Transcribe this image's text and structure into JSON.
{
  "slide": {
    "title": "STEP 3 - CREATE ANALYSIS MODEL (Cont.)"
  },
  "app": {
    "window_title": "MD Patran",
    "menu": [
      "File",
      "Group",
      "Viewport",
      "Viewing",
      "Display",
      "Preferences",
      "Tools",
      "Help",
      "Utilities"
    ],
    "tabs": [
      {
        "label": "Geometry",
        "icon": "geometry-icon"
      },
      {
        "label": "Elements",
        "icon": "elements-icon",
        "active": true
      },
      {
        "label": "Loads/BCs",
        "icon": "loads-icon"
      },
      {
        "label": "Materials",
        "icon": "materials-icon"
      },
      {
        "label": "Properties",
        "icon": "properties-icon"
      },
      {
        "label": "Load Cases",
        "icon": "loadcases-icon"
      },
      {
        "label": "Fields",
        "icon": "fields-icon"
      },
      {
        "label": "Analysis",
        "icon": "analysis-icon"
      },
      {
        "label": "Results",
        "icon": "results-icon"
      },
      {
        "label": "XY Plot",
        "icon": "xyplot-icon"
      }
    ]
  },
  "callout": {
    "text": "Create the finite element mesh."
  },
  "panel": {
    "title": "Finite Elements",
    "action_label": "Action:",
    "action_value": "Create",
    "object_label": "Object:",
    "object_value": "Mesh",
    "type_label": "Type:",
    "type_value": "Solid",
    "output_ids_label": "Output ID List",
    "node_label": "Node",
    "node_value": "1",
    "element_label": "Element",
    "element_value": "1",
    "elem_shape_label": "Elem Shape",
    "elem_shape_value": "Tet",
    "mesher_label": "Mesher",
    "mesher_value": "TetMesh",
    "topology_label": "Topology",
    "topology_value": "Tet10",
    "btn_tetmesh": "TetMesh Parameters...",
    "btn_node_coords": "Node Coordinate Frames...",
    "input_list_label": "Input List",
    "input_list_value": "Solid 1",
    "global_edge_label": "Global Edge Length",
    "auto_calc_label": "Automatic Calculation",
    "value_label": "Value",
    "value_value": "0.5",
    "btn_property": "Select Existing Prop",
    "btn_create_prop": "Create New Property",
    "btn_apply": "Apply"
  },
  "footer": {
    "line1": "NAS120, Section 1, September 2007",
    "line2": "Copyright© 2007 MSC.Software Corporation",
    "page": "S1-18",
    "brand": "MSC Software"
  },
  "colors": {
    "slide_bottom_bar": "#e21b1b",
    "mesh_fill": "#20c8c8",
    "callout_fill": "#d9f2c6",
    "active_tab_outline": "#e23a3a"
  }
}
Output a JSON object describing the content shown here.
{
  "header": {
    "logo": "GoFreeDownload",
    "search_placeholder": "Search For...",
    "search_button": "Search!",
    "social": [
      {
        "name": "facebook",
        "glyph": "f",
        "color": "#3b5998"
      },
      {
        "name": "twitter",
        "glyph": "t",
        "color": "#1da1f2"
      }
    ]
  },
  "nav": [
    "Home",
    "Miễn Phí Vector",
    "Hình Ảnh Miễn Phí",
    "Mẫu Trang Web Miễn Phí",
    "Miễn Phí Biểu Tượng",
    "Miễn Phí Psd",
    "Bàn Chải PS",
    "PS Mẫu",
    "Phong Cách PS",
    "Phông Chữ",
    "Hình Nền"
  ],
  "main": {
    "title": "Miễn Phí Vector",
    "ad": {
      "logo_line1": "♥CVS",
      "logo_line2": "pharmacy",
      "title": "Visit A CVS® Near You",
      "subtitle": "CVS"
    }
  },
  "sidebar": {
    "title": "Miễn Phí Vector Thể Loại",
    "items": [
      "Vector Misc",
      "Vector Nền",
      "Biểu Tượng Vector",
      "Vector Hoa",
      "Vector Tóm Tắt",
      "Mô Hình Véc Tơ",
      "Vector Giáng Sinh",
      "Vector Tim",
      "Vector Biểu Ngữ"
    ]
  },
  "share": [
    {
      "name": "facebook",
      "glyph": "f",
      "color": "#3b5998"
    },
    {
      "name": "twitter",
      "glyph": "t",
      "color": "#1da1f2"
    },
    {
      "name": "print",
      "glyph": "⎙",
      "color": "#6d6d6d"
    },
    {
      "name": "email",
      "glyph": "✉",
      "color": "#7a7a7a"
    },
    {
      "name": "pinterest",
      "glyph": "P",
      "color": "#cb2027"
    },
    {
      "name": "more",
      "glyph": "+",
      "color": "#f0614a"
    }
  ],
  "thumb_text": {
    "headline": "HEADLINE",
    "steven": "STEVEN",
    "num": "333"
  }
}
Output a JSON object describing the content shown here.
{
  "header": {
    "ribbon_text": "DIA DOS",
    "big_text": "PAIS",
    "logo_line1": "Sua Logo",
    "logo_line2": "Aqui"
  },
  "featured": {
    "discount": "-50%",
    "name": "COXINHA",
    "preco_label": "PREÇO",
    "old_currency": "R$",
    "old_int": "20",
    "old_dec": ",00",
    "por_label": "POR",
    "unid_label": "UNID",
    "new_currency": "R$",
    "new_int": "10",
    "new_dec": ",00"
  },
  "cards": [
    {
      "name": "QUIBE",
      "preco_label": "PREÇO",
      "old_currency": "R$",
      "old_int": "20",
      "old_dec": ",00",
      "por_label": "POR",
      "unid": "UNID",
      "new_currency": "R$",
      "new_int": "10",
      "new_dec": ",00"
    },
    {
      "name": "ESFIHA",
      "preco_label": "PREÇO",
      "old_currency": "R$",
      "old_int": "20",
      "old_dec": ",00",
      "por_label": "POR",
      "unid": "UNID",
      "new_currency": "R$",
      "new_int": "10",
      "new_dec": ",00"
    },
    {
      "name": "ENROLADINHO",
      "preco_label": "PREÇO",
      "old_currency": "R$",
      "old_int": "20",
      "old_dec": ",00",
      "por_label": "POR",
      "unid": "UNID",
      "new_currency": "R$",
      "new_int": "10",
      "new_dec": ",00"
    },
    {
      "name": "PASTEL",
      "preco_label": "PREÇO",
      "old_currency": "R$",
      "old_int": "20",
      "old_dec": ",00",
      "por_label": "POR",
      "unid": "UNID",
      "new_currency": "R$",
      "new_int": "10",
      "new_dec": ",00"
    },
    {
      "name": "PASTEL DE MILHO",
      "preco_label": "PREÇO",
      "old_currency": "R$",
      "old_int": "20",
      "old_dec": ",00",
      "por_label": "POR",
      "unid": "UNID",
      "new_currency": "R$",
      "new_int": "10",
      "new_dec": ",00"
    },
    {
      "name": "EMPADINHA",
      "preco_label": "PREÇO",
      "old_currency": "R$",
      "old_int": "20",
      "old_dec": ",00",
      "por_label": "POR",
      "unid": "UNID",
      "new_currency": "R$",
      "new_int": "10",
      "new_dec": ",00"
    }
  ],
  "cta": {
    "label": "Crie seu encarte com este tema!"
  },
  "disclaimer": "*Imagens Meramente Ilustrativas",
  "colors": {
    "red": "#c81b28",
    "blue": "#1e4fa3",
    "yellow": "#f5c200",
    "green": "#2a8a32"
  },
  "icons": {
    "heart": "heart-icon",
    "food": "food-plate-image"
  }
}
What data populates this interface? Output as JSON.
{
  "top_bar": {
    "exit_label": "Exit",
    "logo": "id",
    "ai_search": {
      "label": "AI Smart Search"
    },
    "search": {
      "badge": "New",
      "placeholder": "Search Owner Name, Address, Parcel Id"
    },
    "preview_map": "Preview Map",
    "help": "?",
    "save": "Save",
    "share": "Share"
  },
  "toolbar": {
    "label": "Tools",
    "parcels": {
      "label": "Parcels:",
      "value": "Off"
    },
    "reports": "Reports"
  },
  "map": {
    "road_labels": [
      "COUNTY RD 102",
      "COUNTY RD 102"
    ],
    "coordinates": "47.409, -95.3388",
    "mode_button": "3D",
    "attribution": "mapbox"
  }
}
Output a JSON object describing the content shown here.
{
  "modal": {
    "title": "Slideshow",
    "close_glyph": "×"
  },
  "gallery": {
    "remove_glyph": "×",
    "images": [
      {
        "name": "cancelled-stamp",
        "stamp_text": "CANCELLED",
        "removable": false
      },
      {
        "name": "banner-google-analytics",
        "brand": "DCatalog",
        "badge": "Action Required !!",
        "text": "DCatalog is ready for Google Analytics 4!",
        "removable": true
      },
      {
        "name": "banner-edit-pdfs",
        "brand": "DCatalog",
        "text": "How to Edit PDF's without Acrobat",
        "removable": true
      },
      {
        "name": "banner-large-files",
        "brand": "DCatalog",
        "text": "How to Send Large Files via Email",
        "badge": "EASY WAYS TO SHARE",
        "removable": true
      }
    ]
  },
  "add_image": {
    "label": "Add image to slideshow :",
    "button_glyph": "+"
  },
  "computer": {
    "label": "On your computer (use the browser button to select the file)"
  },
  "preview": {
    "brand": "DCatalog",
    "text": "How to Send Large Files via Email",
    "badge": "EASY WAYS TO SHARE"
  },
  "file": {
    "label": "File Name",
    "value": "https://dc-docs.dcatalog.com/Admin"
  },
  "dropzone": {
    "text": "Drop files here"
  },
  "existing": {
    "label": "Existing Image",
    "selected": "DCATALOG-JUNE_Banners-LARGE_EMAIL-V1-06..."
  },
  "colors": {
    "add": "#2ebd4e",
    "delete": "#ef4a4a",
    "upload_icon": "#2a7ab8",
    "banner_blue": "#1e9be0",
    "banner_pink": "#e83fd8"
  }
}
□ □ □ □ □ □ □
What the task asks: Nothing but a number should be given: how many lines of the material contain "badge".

Result of this task: 4